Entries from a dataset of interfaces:
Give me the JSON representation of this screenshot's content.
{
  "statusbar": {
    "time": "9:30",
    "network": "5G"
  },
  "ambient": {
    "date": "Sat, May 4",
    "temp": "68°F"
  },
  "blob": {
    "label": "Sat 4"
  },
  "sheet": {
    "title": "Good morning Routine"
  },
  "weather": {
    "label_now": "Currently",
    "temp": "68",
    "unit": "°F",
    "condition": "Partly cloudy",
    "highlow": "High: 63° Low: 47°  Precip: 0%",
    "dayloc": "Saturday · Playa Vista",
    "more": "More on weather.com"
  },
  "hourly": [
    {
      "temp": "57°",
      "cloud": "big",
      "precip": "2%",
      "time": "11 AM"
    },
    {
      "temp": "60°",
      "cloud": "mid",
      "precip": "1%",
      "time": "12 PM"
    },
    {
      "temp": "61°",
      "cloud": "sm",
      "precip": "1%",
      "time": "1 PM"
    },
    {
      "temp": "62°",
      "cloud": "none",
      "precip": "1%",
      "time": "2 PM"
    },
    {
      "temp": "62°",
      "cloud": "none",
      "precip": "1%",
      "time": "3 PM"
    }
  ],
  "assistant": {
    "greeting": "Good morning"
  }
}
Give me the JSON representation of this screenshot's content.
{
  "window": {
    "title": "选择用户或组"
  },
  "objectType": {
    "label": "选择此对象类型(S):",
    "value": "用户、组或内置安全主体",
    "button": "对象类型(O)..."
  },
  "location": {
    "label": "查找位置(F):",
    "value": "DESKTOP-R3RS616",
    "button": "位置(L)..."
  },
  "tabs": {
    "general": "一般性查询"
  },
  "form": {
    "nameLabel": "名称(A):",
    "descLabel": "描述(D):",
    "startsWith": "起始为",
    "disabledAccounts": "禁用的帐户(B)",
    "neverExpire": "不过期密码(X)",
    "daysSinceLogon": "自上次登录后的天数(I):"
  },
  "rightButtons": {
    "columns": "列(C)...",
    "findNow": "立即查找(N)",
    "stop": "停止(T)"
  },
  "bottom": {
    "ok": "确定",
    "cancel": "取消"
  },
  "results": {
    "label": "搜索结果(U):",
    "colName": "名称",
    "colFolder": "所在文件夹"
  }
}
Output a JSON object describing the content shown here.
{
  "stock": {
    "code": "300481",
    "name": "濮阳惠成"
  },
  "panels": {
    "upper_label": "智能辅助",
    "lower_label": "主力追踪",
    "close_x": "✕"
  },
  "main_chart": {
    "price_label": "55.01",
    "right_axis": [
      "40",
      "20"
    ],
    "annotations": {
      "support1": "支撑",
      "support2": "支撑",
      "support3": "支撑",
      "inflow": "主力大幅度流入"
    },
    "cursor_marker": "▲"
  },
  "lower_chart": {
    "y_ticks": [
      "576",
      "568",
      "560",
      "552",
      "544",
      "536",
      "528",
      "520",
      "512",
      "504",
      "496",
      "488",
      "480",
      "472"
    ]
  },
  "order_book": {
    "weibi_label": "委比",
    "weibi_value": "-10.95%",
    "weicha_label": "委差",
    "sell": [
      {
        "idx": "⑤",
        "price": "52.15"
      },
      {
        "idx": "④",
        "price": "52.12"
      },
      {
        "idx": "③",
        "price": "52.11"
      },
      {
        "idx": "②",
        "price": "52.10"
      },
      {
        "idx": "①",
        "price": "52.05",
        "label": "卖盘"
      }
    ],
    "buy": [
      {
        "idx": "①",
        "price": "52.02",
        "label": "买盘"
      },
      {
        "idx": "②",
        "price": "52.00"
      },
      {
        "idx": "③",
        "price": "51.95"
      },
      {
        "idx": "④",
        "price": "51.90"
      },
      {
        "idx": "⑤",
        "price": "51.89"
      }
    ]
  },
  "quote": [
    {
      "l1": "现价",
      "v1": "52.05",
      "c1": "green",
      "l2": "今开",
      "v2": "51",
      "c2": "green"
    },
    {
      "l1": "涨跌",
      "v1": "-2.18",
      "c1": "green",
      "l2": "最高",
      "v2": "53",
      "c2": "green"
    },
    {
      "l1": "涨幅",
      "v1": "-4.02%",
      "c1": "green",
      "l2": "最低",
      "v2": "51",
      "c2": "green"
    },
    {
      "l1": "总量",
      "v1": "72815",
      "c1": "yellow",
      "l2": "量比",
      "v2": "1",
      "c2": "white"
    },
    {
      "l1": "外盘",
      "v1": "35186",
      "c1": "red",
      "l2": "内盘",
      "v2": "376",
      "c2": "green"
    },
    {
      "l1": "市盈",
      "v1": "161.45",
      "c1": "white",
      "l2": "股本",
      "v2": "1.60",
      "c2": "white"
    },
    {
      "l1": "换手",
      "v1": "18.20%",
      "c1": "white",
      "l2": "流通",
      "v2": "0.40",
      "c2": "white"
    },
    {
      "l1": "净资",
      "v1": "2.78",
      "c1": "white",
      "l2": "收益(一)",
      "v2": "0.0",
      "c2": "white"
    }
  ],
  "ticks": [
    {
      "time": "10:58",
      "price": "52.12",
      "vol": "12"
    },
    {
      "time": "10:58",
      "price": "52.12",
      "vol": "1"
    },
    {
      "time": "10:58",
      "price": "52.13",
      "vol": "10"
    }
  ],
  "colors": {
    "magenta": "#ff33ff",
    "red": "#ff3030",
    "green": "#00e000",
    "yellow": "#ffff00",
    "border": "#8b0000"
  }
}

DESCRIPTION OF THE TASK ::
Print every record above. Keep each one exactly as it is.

TASK ANSWER ::
Give me the JSON representation of this screenshot's content.
{
  "statusbar": {
    "time": "9:30",
    "network": "5G"
  },
  "ambient": {
    "date": "Sat, May 4",
    "temp": "68°F"
  },
  "blob": {
    "label": "Sat 4"
  },
  "sheet": {
    "title": "Good morning Routine"
  },
  "weather": {
    "label_now": "Currently",
    "temp": "68",
    "unit": "°F",
    "condition": "Partly cloudy",
    "highlow": "High: 63° Low: 47°  Precip: 0%",
    "dayloc": "Saturday · Playa Vista",
    "more": "More on weather.com"
  },
  "hourly": [
    {
      "temp": "57°",
      "cloud": "big",
      "precip": "2%",
      "time": "11 AM"
    },
    {
      "temp": "60°",
      "cloud": "mid",
      "precip": "1%",
      "time": "12 PM"
    },
    {
      "temp": "61°",
      "cloud": "sm",
      "precip": "1%",
      "time": "1 PM"
    },
    {
      "temp": "62°",
      "cloud": "none",
      "precip": "1%",
      "time": "2 PM"
    },
    {
      "temp": "62°",
      "cloud": "none",
      "precip": "1%",
      "time": "3 PM"
    }
  ],
  "assistant": {
    "greeting": "Good morning"
  }
}
Give me the JSON representation of this screenshot's content.
{
  "window": {
    "title": "选择用户或组"
  },
  "objectType": {
    "label": "选择此对象类型(S):",
    "value": "用户、组或内置安全主体",
    "button": "对象类型(O)..."
  },
  "location": {
    "label": "查找位置(F):",
    "value": "DESKTOP-R3RS616",
    "button": "位置(L)..."
  },
  "tabs": {
    "general": "一般性查询"
  },
  "form": {
    "nameLabel": "名称(A):",
    "descLabel": "描述(D):",
    "startsWith": "起始为",
    "disabledAccounts": "禁用的帐户(B)",
    "neverExpire": "不过期密码(X)",
    "daysSinceLogon": "自上次登录后的天数(I):"
  },
  "rightButtons": {
    "columns": "列(C)...",
    "findNow": "立即查找(N)",
    "stop": "停止(T)"
  },
  "bottom": {
    "ok": "确定",
    "cancel": "取消"
  },
  "results": {
    "label": "搜索结果(U):",
    "colName": "名称",
    "colFolder": "所在文件夹"
  }
}
Output a JSON object describing the content shown here.
{
  "stock": {
    "code": "300481",
    "name": "濮阳惠成"
  },
  "panels": {
    "upper_label": "智能辅助",
    "lower_label": "主力追踪",
    "close_x": "✕"
  },
  "main_chart": {
    "price_label": "55.01",
    "right_axis": [
      "40",
      "20"
    ],
    "annotations": {
      "support1": "支撑",
      "support2": "支撑",
      "support3": "支撑",
      "inflow": "主力大幅度流入"
    },
    "cursor_marker": "▲"
  },
  "lower_chart": {
    "y_ticks": [
      "576",
      "568",
      "560",
      "552",
      "544",
      "536",
      "528",
      "520",
      "512",
      "504",
      "496",
      "488",
      "480",
      "472"
    ]
  },
  "order_book": {
    "weibi_label": "委比",
    "weibi_value": "-10.95%",
    "weicha_label": "委差",
    "sell": [
      {
        "idx": "⑤",
        "price": "52.15"
      },
      {
        "idx": "④",
        "price": "52.12"
      },
      {
        "idx": "③",
        "price": "52.11"
      },
      {
        "idx": "②",
        "price": "52.10"
      },
      {
        "idx": "①",
        "price": "52.05",
        "label": "卖盘"
      }
    ],
    "buy": [
      {
        "idx": "①",
        "price": "52.02",
        "label": "买盘"
      },
      {
        "idx": "②",
        "price": "52.00"
      },
      {
        "idx": "③",
        "price": "51.95"
      },
      {
        "idx": "④",
        "price": "51.90"
      },
      {
        "idx": "⑤",
        "price": "51.89"
      }
    ]
  },
  "quote": [
    {
      "l1": "现价",
      "v1": "52.05",
      "c1": "green",
      "l2": "今开",
      "v2": "51",
      "c2": "green"
    },
    {
      "l1": "涨跌",
      "v1": "-2.18",
      "c1": "green",
      "l2": "最高",
      "v2": "53",
      "c2": "green"
    },
    {
      "l1": "涨幅",
      "v1": "-4.02%",
      "c1": "green",
      "l2": "最低",
      "v2": "51",
      "c2": "green"
    },
    {
      "l1": "总量",
      "v1": "72815",
      "c1": "yellow",
      "l2": "量比",
      "v2": "1",
      "c2": "white"
    },
    {
      "l1": "外盘",
      "v1": "35186",
      "c1": "red",
      "l2": "内盘",
      "v2": "376",
      "c2": "green"
    },
    {
      "l1": "市盈",
      "v1": "161.45",
      "c1": "white",
      "l2": "股本",
      "v2": "1.60",
      "c2": "white"
    },
    {
      "l1": "换手",
      "v1": "18.20%",
      "c1": "white",
      "l2": "流通",
      "v2": "0.40",
      "c2": "white"
    },
    {
      "l1": "净资",
      "v1": "2.78",
      "c1": "white",
      "l2": "收益(一)",
      "v2": "0.0",
      "c2": "white"
    }
  ],
  "ticks": [
    {
      "time": "10:58",
      "price": "52.12",
      "vol": "12"
    },
    {
      "time": "10:58",
      "price": "52.12",
      "vol": "1"
    },
    {
      "time": "10:58",
      "price": "52.13",
      "vol": "10"
    }
  ],
  "colors": {
    "magenta": "#ff33ff",
    "red": "#ff3030",
    "green": "#00e000",
    "yellow": "#ffff00",
    "border": "#8b0000"
  }
}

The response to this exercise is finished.